As many jobs are disappearing to automation, the latest profession to also start seeing the future may be dermatology. Stanford University researchers have developed a deep convolutional neural network, an artificial intelligence technique for building a knowledge set, to learn how to spot suspect cancer lesions.
Today this process is manual and prone to errors of subjectivity. Dermatologists simply look through a dermatoscope and judge based on their education and experience. The Stanford system was given 130,000 images of skin lesions simply labeled with previously established diagnoses that included more than 2,000 diseases. The system processed these images and learned on its own what to look for.

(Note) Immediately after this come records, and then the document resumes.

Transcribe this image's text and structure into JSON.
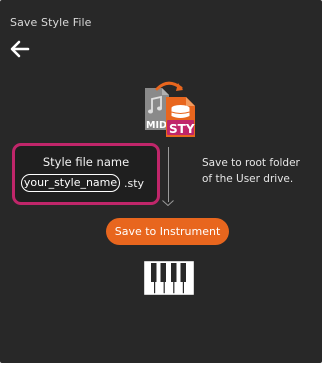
{
  "header": {
    "title": "Save Style File"
  },
  "file_icon": {
    "label_midi": "MID",
    "label_sty": "STY",
    "accent_color": "#e8661e"
  },
  "filename_box": {
    "label": "Style file name",
    "value": "your_style_name",
    "extension": ".sty",
    "highlight_color": "#c0266a"
  },
  "destination": {
    "line1": "Save to root folder",
    "line2": "of the User drive."
  },
  "actions": {
    "save_label": "Save to Instrument"
  },
  "icons": {
    "back": "arrow-left-icon",
    "file": "midi-to-sty-file-icon",
    "instrument": "piano-keyboard-icon"
  }
}
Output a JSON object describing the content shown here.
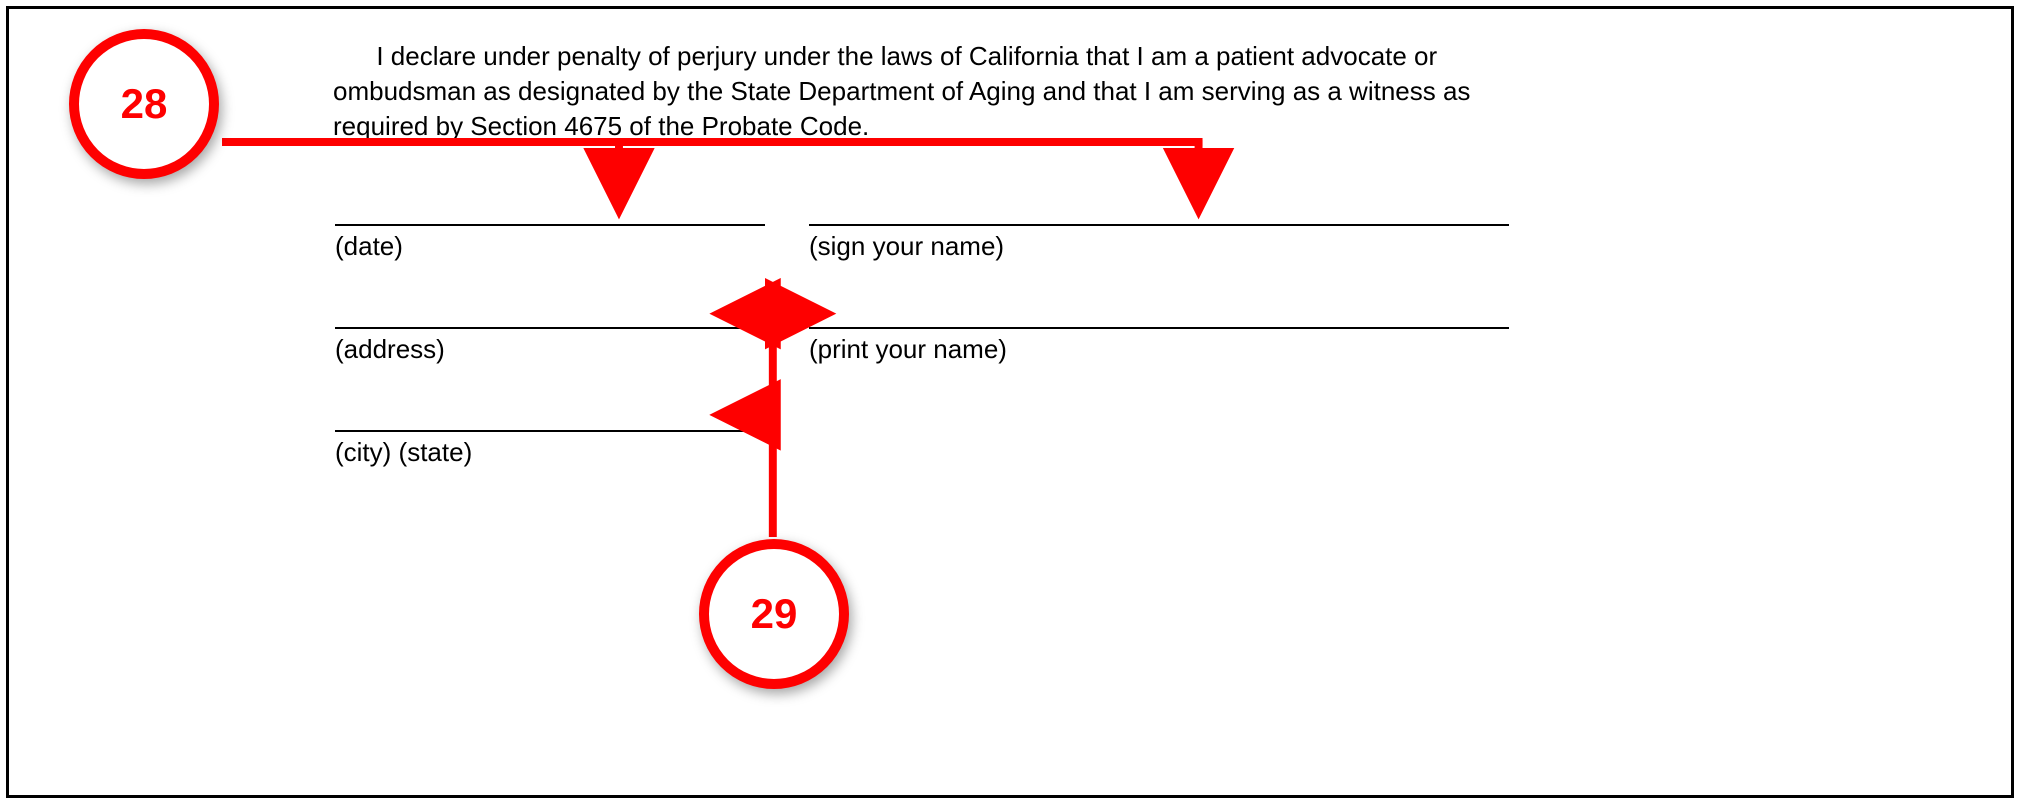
{
  "declaration_text": "      I declare under penalty of perjury under the laws of California that I am a patient advocate or ombudsman as designated by the State Department of Aging and that I am serving as a witness as required by Section 4675 of the Probate Code.",
  "fields": {
    "date_label": "(date)",
    "address_label": "(address)",
    "city_state_label": "(city) (state)",
    "sign_label": "(sign your name)",
    "print_label": "(print your name)"
  },
  "callouts": {
    "c28": "28",
    "c29": "29"
  },
  "accent_color": "#fe0000"
}
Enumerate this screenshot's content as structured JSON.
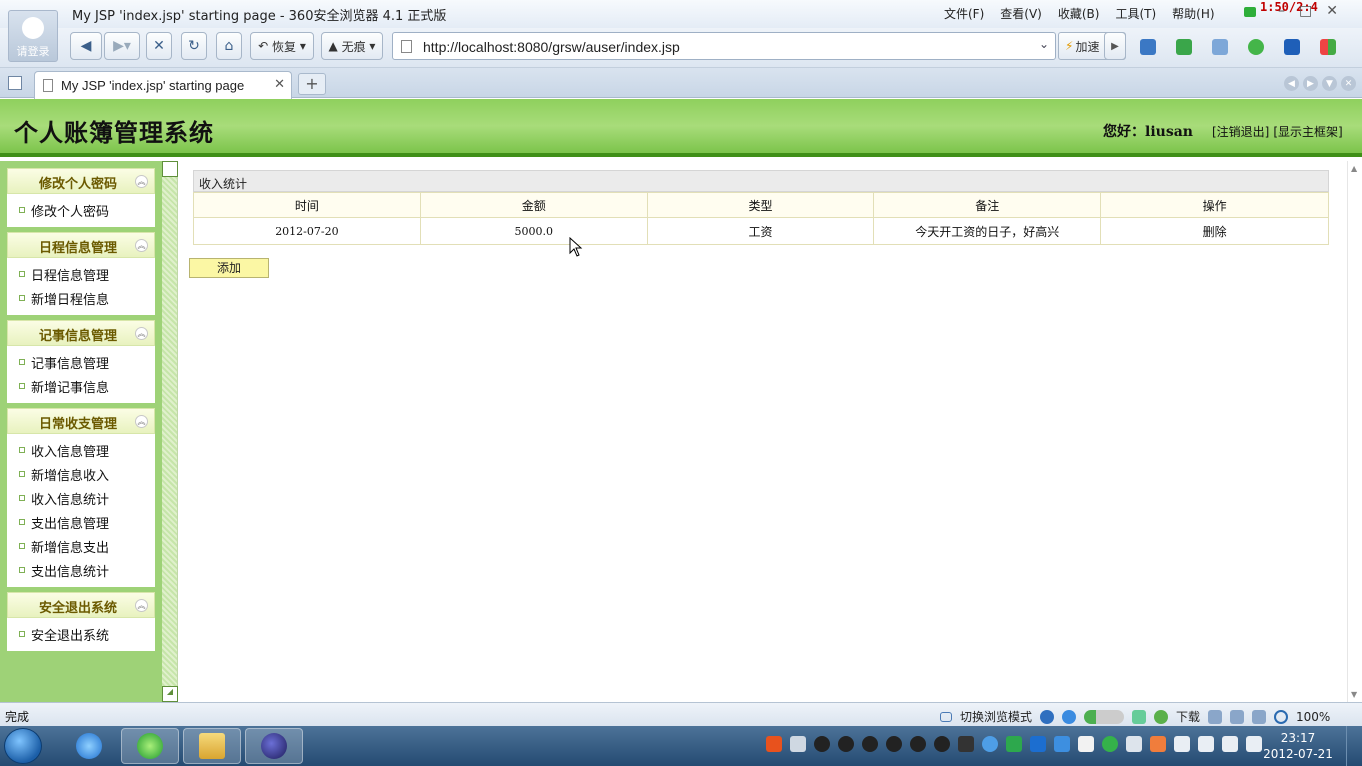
{
  "browser": {
    "avatar_label": "请登录",
    "window_title": "My JSP 'index.jsp' starting page - 360安全浏览器 4.1 正式版",
    "menus": [
      "文件(F)",
      "查看(V)",
      "收藏(B)",
      "工具(T)",
      "帮助(H)"
    ],
    "overlay_time": "1:50/2:4",
    "toolbar": {
      "restore_label": "恢复",
      "incognito_label": "无痕",
      "url": "http://localhost:8080/grsw/auser/index.jsp",
      "accelerate_label": "加速"
    },
    "tab": {
      "label": "My JSP 'index.jsp' starting page"
    }
  },
  "header": {
    "title": "个人账簿管理系统",
    "greeting": "您好：liusan",
    "logout_link": "[注销退出]",
    "frame_link": "[显示主框架]"
  },
  "sidebar": {
    "groups": [
      {
        "title": "修改个人密码",
        "items": [
          "修改个人密码"
        ]
      },
      {
        "title": "日程信息管理",
        "items": [
          "日程信息管理",
          "新增日程信息"
        ]
      },
      {
        "title": "记事信息管理",
        "items": [
          "记事信息管理",
          "新增记事信息"
        ]
      },
      {
        "title": "日常收支管理",
        "items": [
          "收入信息管理",
          "新增信息收入",
          "收入信息统计",
          "支出信息管理",
          "新增信息支出",
          "支出信息统计"
        ]
      },
      {
        "title": "安全退出系统",
        "items": [
          "安全退出系统"
        ]
      }
    ]
  },
  "main": {
    "panel_title": "收入统计",
    "columns": [
      "时间",
      "金额",
      "类型",
      "备注",
      "操作"
    ],
    "rows": [
      {
        "time": "2012-07-20",
        "amount": "5000.0",
        "type": "工资",
        "note": "今天开工资的日子，好高兴",
        "action": "删除"
      }
    ],
    "add_label": "添加"
  },
  "statusbar": {
    "status": "完成",
    "mode_switch": "切换浏览模式",
    "download": "下载",
    "zoom": "100%"
  },
  "taskbar": {
    "time": "23:17",
    "date": "2012-07-21"
  },
  "colors": {
    "header_green": "#8fd05d",
    "header_border": "#3f8f17",
    "menu_title": "#6b5a00",
    "add_button": "#fbf7a4"
  }
}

To test whether it was a good student, the system was pitted against 21 board-certified dermatologists that were asked to tell apart keratinocyte carcinomas, a common type of cancer, from benign seborrheic keratoses and malignant melanomas, the deadliest cancer, from benign nevi. And here’s the lowdown on the results according to the study abstract in Nature: “The CNN [convolutional neural network] achieves performance on par with all tested experts across both tasks, demonstrating an artificial intelligence capable of classifying skin cancer with a level of competence comparable to dermatologists.”
It seems it should be easy to now create a smartphone app that uses the system to do the very thing at the point of care and at low cost.